── DATA EXTRACTS ──
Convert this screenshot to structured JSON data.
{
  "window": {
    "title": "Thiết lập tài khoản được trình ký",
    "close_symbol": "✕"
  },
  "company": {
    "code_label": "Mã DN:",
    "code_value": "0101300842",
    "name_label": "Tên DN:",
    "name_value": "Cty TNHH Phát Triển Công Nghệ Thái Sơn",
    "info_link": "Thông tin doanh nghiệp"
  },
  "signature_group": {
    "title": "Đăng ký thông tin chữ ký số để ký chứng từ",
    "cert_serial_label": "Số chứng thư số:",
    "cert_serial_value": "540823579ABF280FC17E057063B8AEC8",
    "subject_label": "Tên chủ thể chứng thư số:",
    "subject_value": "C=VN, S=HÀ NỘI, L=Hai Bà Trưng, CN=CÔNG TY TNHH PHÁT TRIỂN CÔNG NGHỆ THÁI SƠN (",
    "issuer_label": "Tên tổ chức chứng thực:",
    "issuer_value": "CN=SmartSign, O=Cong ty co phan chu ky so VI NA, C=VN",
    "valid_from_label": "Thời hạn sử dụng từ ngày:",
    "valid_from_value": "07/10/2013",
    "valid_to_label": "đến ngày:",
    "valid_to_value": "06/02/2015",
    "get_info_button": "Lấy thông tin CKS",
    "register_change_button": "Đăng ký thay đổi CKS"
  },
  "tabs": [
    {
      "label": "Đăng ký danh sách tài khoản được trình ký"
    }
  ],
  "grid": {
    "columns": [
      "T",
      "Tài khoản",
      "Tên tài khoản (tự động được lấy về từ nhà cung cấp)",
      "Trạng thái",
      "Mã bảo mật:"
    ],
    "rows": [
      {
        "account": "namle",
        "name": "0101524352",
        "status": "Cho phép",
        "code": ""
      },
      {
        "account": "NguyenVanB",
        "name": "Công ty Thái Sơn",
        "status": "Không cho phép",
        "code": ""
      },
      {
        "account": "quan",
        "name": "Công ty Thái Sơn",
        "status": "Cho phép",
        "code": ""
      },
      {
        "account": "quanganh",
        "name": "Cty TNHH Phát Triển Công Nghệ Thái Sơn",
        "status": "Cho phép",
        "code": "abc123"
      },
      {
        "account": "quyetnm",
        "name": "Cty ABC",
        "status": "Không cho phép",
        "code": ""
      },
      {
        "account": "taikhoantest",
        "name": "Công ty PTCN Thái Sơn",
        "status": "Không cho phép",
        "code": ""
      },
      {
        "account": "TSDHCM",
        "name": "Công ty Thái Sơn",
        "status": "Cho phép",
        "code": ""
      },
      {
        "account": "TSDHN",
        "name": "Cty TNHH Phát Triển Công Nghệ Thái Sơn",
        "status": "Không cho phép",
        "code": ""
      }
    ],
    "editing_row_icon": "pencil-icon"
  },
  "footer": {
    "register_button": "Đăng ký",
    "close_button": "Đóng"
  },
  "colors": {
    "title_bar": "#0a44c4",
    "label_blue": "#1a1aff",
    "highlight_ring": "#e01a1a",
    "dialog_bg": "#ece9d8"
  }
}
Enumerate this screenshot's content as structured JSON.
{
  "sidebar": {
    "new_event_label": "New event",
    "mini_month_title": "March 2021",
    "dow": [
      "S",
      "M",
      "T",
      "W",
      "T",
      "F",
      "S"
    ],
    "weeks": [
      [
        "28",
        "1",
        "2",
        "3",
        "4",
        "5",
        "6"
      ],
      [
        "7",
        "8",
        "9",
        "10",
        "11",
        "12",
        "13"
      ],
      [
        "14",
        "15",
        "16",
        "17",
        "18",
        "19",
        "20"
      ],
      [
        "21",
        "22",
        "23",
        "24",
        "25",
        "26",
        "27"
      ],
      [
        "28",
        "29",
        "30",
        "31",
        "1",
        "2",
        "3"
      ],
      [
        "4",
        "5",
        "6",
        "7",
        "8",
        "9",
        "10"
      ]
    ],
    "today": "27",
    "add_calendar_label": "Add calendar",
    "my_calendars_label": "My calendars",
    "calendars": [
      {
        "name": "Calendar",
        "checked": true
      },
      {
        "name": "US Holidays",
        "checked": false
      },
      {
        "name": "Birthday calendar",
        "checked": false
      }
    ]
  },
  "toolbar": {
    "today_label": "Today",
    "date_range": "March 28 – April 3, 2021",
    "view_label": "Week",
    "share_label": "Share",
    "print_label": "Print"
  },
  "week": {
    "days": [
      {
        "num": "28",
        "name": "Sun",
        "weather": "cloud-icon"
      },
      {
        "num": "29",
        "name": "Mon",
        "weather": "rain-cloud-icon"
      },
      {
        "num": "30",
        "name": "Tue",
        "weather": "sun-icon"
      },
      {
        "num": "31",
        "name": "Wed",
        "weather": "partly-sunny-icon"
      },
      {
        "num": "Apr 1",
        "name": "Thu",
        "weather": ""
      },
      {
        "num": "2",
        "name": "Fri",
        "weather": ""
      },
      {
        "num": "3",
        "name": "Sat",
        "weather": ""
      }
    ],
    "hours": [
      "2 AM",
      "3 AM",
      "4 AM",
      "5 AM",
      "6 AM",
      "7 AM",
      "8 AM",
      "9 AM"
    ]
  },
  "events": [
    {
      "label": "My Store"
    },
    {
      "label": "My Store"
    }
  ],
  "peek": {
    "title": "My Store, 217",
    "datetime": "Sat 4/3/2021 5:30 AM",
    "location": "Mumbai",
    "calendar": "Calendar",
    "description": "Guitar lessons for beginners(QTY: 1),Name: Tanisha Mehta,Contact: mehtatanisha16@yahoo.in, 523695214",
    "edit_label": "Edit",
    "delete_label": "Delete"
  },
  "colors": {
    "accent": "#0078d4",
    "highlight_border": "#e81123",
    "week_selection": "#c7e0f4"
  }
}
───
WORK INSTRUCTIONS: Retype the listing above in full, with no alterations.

EXERCISE RESULT:
Convert this screenshot to structured JSON data.
{
  "window": {
    "title": "Thiết lập tài khoản được trình ký",
    "close_symbol": "✕"
  },
  "company": {
    "code_label": "Mã DN:",
    "code_value": "0101300842",
    "name_label": "Tên DN:",
    "name_value": "Cty TNHH Phát Triển Công Nghệ Thái Sơn",
    "info_link": "Thông tin doanh nghiệp"
  },
  "signature_group": {
    "title": "Đăng ký thông tin chữ ký số để ký chứng từ",
    "cert_serial_label": "Số chứng thư số:",
    "cert_serial_value": "540823579ABF280FC17E057063B8AEC8",
    "subject_label": "Tên chủ thể chứng thư số:",
    "subject_value": "C=VN, S=HÀ NỘI, L=Hai Bà Trưng, CN=CÔNG TY TNHH PHÁT TRIỂN CÔNG NGHỆ THÁI SƠN (",
    "issuer_label": "Tên tổ chức chứng thực:",
    "issuer_value": "CN=SmartSign, O=Cong ty co phan chu ky so VI NA, C=VN",
    "valid_from_label": "Thời hạn sử dụng từ ngày:",
    "valid_from_value": "07/10/2013",
    "valid_to_label": "đến ngày:",
    "valid_to_value": "06/02/2015",
    "get_info_button": "Lấy thông tin CKS",
    "register_change_button": "Đăng ký thay đổi CKS"
  },
  "tabs": [
    {
      "label": "Đăng ký danh sách tài khoản được trình ký"
    }
  ],
  "grid": {
    "columns": [
      "T",
      "Tài khoản",
      "Tên tài khoản (tự động được lấy về từ nhà cung cấp)",
      "Trạng thái",
      "Mã bảo mật:"
    ],
    "rows": [
      {
        "account": "namle",
        "name": "0101524352",
        "status": "Cho phép",
        "code": ""
      },
      {
        "account": "NguyenVanB",
        "name": "Công ty Thái Sơn",
        "status": "Không cho phép",
        "code": ""
      },
      {
        "account": "quan",
        "name": "Công ty Thái Sơn",
        "status": "Cho phép",
        "code": ""
      },
      {
        "account": "quanganh",
        "name": "Cty TNHH Phát Triển Công Nghệ Thái Sơn",
        "status": "Cho phép",
        "code": "abc123"
      },
      {
        "account": "quyetnm",
        "name": "Cty ABC",
        "status": "Không cho phép",
        "code": ""
      },
      {
        "account": "taikhoantest",
        "name": "Công ty PTCN Thái Sơn",
        "status": "Không cho phép",
        "code": ""
      },
      {
        "account": "TSDHCM",
        "name": "Công ty Thái Sơn",
        "status": "Cho phép",
        "code": ""
      },
      {
        "account": "TSDHN",
        "name": "Cty TNHH Phát Triển Công Nghệ Thái Sơn",
        "status": "Không cho phép",
        "code": ""
      }
    ],
    "editing_row_icon": "pencil-icon"
  },
  "footer": {
    "register_button": "Đăng ký",
    "close_button": "Đóng"
  },
  "colors": {
    "title_bar": "#0a44c4",
    "label_blue": "#1a1aff",
    "highlight_ring": "#e01a1a",
    "dialog_bg": "#ece9d8"
  }
}
Enumerate this screenshot's content as structured JSON.
{
  "sidebar": {
    "new_event_label": "New event",
    "mini_month_title": "March 2021",
    "dow": [
      "S",
      "M",
      "T",
      "W",
      "T",
      "F",
      "S"
    ],
    "weeks": [
      [
        "28",
        "1",
        "2",
        "3",
        "4",
        "5",
        "6"
      ],
      [
        "7",
        "8",
        "9",
        "10",
        "11",
        "12",
        "13"
      ],
      [
        "14",
        "15",
        "16",
        "17",
        "18",
        "19",
        "20"
      ],
      [
        "21",
        "22",
        "23",
        "24",
        "25",
        "26",
        "27"
      ],
      [
        "28",
        "29",
        "30",
        "31",
        "1",
        "2",
        "3"
      ],
      [
        "4",
        "5",
        "6",
        "7",
        "8",
        "9",
        "10"
      ]
    ],
    "today": "27",
    "add_calendar_label": "Add calendar",
    "my_calendars_label": "My calendars",
    "calendars": [
      {
        "name": "Calendar",
        "checked": true
      },
      {
        "name": "US Holidays",
        "checked": false
      },
      {
        "name": "Birthday calendar",
        "checked": false
      }
    ]
  },
  "toolbar": {
    "today_label": "Today",
    "date_range": "March 28 – April 3, 2021",
    "view_label": "Week",
    "share_label": "Share",
    "print_label": "Print"
  },
  "week": {
    "days": [
      {
        "num": "28",
        "name": "Sun",
        "weather": "cloud-icon"
      },
      {
        "num": "29",
        "name": "Mon",
        "weather": "rain-cloud-icon"
      },
      {
        "num": "30",
        "name": "Tue",
        "weather": "sun-icon"
      },
      {
        "num": "31",
        "name": "Wed",
        "weather": "partly-sunny-icon"
      },
      {
        "num": "Apr 1",
        "name": "Thu",
        "weather": ""
      },
      {
        "num": "2",
        "name": "Fri",
        "weather": ""
      },
      {
        "num": "3",
        "name": "Sat",
        "weather": ""
      }
    ],
    "hours": [
      "2 AM",
      "3 AM",
      "4 AM",
      "5 AM",
      "6 AM",
      "7 AM",
      "8 AM",
      "9 AM"
    ]
  },
  "events": [
    {
      "label": "My Store"
    },
    {
      "label": "My Store"
    }
  ],
  "peek": {
    "title": "My Store, 217",
    "datetime": "Sat 4/3/2021 5:30 AM",
    "location": "Mumbai",
    "calendar": "Calendar",
    "description": "Guitar lessons for beginners(QTY: 1),Name: Tanisha Mehta,Contact: mehtatanisha16@yahoo.in, 523695214",
    "edit_label": "Edit",
    "delete_label": "Delete"
  },
  "colors": {
    "accent": "#0078d4",
    "highlight_border": "#e81123",
    "week_selection": "#c7e0f4"
  }
}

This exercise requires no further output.